Coenzyme Q10, (CoQ10) is a nutrient that is responsible for healthy cell growth!
It’s naturally synthesized by the body through the liver. It can be found in the foods we eat like beef, chicken and pork, fatty fish such as trout, herring, mackerel, and sardines. It’s even found in some veggies, fruits, and legumes, nuts, and seeds.
Why Should You Care?
CoQ10 serves two primary functions. It fuels the mitochondria – the ‘energy powerhouses’ of our cells. It also provides antioxidant protection to help keep free radical damage at bay!
An Energy Enzyme
Our bodies require a constant supply of energy. This energy currency is known as adenosine triphosphate or ATP. ATP is synthesized through a series of biological processes in which oxygen is used to break down the food we consume and convert it into a usable source of energy! Pretty cool, right?!
Most ATP production takes place in the mitochondria. CoQ10 is the necessary spark plug for ATP synthesis. If we don’t have a spark plug, we won’t have energy production. No energy? Houston, we have a problem…!
CoQ10 is an antioxidant that helps provide protection against free radical damage to cellular membranes and to our energy producing mitochondria!

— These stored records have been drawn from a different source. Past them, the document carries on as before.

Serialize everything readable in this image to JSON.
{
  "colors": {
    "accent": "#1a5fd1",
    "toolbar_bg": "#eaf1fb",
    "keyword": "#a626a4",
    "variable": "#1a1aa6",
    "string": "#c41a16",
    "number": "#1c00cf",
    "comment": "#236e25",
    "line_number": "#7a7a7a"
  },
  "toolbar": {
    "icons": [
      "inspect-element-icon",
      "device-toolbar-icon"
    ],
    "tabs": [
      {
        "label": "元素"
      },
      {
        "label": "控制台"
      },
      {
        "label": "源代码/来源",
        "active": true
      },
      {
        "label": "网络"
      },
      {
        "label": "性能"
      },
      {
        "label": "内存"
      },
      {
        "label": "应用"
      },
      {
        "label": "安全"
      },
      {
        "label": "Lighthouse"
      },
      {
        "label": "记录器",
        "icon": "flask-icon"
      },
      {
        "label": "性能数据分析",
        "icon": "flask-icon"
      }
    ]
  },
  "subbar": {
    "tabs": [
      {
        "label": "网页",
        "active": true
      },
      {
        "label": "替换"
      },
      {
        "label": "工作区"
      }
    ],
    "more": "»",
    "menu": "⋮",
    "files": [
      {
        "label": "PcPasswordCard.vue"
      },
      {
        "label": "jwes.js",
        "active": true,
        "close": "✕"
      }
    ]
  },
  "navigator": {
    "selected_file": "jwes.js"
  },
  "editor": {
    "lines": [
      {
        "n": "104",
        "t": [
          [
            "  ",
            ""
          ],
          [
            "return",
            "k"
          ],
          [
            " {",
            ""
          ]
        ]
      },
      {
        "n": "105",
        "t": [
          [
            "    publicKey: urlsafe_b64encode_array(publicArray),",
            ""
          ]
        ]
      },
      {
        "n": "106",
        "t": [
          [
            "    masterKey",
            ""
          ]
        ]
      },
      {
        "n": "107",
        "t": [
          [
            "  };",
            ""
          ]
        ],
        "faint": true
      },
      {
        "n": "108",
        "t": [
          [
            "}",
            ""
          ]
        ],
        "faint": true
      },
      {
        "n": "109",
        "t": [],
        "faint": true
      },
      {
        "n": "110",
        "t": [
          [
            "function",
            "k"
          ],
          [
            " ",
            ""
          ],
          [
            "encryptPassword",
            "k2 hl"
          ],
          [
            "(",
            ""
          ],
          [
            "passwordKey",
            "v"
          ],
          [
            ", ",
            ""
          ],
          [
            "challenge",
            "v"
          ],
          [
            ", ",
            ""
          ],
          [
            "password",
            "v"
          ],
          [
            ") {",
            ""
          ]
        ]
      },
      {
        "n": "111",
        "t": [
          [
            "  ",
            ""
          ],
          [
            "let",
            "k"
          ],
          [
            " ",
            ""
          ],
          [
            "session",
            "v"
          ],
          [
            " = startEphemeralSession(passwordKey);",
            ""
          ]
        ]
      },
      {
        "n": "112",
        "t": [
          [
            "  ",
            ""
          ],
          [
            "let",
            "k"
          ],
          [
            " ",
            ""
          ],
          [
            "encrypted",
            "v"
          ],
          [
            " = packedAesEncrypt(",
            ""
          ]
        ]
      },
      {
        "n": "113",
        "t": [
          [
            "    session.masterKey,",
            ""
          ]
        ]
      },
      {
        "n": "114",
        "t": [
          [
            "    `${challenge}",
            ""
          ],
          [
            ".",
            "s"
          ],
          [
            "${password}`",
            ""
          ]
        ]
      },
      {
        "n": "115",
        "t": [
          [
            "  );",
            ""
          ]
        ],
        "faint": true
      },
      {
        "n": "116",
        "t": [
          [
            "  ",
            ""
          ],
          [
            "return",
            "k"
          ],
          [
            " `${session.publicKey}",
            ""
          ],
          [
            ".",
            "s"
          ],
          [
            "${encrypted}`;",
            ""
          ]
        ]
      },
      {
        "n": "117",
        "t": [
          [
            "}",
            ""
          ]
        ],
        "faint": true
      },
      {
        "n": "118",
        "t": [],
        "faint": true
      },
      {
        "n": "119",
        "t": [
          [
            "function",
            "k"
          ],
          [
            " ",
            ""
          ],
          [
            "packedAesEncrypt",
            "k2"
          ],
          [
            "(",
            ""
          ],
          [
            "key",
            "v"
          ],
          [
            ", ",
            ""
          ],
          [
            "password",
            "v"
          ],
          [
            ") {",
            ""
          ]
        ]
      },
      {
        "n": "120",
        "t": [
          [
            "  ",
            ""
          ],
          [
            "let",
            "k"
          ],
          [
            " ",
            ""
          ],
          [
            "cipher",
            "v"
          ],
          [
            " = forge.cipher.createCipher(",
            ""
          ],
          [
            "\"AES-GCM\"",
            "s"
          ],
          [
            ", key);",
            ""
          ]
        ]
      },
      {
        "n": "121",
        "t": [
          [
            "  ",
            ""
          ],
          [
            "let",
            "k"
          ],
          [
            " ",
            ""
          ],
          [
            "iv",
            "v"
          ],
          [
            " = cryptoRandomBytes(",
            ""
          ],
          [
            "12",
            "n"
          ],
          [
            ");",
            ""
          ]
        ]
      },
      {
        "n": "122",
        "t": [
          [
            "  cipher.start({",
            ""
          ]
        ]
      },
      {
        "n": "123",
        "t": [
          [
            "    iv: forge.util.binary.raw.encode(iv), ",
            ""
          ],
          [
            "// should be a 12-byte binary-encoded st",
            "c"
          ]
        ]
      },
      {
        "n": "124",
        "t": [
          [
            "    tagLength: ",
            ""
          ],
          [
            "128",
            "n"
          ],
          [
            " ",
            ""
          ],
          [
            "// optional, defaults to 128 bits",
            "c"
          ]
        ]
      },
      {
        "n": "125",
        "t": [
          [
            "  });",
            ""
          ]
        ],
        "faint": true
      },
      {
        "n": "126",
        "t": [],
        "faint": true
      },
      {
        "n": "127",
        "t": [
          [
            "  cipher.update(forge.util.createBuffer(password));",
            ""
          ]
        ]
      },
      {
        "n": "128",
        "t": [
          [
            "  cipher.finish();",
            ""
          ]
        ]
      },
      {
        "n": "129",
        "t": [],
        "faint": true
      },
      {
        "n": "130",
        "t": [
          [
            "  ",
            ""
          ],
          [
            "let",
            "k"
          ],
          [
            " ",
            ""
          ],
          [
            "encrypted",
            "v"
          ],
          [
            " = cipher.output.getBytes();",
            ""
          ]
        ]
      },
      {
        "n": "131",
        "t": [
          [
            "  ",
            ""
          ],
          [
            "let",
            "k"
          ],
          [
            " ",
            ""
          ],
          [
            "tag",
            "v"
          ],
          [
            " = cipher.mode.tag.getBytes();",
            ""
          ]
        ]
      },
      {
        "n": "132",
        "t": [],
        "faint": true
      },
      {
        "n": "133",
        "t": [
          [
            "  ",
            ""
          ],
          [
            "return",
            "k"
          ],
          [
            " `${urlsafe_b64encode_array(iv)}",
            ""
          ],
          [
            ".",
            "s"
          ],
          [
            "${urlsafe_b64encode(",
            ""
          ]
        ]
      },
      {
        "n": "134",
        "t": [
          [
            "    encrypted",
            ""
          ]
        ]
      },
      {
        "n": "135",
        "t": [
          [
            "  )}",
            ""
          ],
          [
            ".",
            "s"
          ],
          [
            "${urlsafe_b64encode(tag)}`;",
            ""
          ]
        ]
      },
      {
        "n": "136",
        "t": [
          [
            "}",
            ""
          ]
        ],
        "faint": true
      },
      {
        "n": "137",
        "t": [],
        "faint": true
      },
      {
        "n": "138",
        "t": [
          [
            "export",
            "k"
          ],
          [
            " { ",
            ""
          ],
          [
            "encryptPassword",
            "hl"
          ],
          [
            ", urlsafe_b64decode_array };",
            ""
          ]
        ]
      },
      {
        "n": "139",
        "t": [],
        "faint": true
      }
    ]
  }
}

Although some free radicals are produced because of normal metabolism, free radical damage can be accelerated by a diet that is high in processed foods, including oxidized fats from vegetable and seed oils, low nutrient intake, lack of physical exercise, smoking, chronic stress, infections, and exposure to environmental toxins and chemicals.
Chronic oxidative stress starts to occur when there are too many circulating free radicals within the body and not enough antioxidant support to offset them. Over time, excessive oxidative stress leads to premature and accelerated aging, declining health and possible progression of various cardiovascular and neurological conditions involving damaged tissues and cellular dysfunction.
What’s unique about CoQ10 is that within the body it naturally possesses the ability to restore itself back to an oxidized state (ubiquinone) after acting as an antioxidant for floating free radicals. In all its inherent wisdom, our bodies can naturally produce ubiquinone and convert it to ubiquinol as required. Pretty cool, don’t you think?
But that’s not all CoQ10 does! It’s important for heart and reproductive health, blood sugar regulation, it can help with migraines and headaches, and it can even help to boost the immune system!
How Can You Prevent Declining CoQ10 Levels?
Around the age of thirty-five, our ability to naturally produce CoQ10 begins to decline. But there are things you can do to help prevent this!
Make sure to eat lots of fruits, veggies, and CoQ10 rich foods (like the ones we mentioned in our intro!). It’s especially important to get lots of B vitamins from foods like whole grains, meat, eggs, legumes, seeds and nuts, and dark leafy green veggies!
How Can You Supplement CoQ10?
Just like in the body, CoQ10 can be found in supplement form!
CoQ10 Ubiquinol in Supplement Form
We know that in the body the oxidized form of CoQ10 is known as ubiquinone, and this form can be converted into an active form — known as ubiquinol.
Ubiquinol in supplemental form may provide greater antioxidant protection because it can be readily used (no need for conversion!). However, ubiquinol in supplement form can also be highly unstable and there is potential for this form to revert to ubiquinone, if it oxidizes.
Innovites’ Inno-Q-Nol® is the most bioactive form of coenzyme that features a patented process to help shield stability against oxidation. This involves a three-tier approach that keeps ubiquinol stable. It includes ascorbyl palmitate (vitamin C) to stop internal oxidation, medium chain triglycerides oil for overall stability, and annatto seed extract within the capsule to prevent against external oxidation.
Have you heard of CoQ10? If you’ve got questions ask them below!